#### [THE PROBLEM]
Restate all of the entries exactly. Any picture in them should be skipped.

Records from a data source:

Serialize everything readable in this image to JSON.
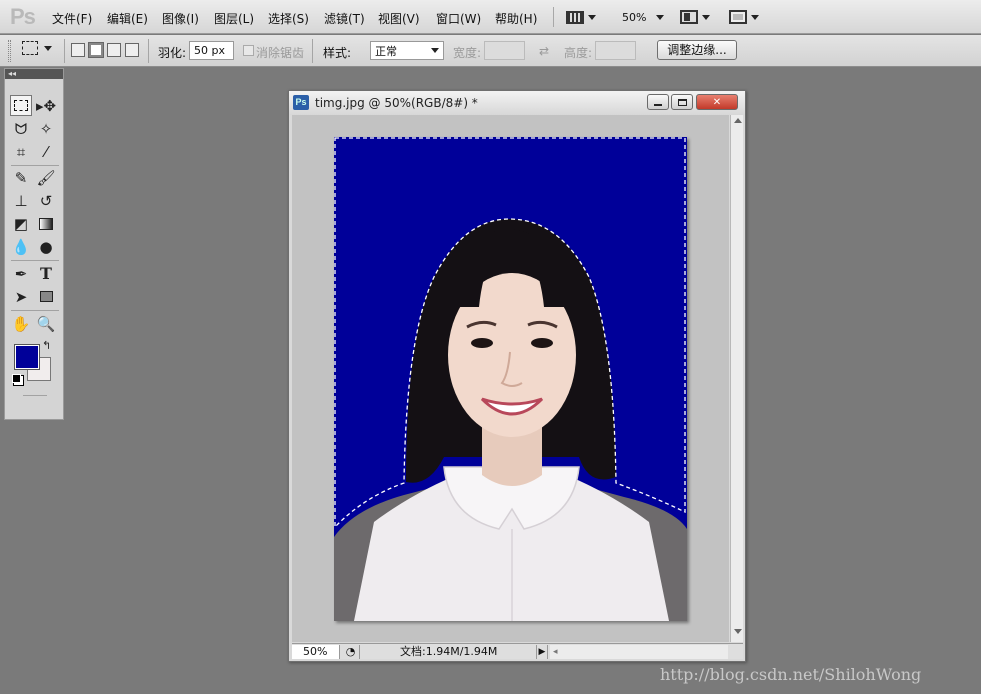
{
  "app": {
    "logo": "Ps"
  },
  "menu": {
    "items": [
      "文件(F)",
      "编辑(E)",
      "图像(I)",
      "图层(L)",
      "选择(S)",
      "滤镜(T)",
      "视图(V)",
      "窗口(W)",
      "帮助(H)"
    ],
    "zoom": "50%"
  },
  "options": {
    "feather_label": "羽化:",
    "feather_value": "50 px",
    "antialias_label": "消除锯齿",
    "style_label": "样式:",
    "style_value": "正常",
    "width_label": "宽度:",
    "height_label": "高度:",
    "refine_edge_button": "调整边缘..."
  },
  "tools": {
    "collapse_glyph": "◂◂",
    "foreground_color": "#000099",
    "background_color": "#f1eded"
  },
  "document": {
    "title": "timg.jpg @ 50%(RGB/8#) *",
    "zoom": "50%",
    "doc_size": "文档:1.94M/1.94M",
    "background_color": "#000099"
  },
  "watermark": "http://blog.csdn.net/ShilohWong"
}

#### [YOUR SOLUTION]
Serialize everything readable in this image to JSON.
{
  "app": {
    "logo": "Ps"
  },
  "menu": {
    "items": [
      "文件(F)",
      "编辑(E)",
      "图像(I)",
      "图层(L)",
      "选择(S)",
      "滤镜(T)",
      "视图(V)",
      "窗口(W)",
      "帮助(H)"
    ],
    "zoom": "50%"
  },
  "options": {
    "feather_label": "羽化:",
    "feather_value": "50 px",
    "antialias_label": "消除锯齿",
    "style_label": "样式:",
    "style_value": "正常",
    "width_label": "宽度:",
    "height_label": "高度:",
    "refine_edge_button": "调整边缘..."
  },
  "tools": {
    "collapse_glyph": "◂◂",
    "foreground_color": "#000099",
    "background_color": "#f1eded"
  },
  "document": {
    "title": "timg.jpg @ 50%(RGB/8#) *",
    "zoom": "50%",
    "doc_size": "文档:1.94M/1.94M",
    "background_color": "#000099"
  },
  "watermark": "http://blog.csdn.net/ShilohWong"
}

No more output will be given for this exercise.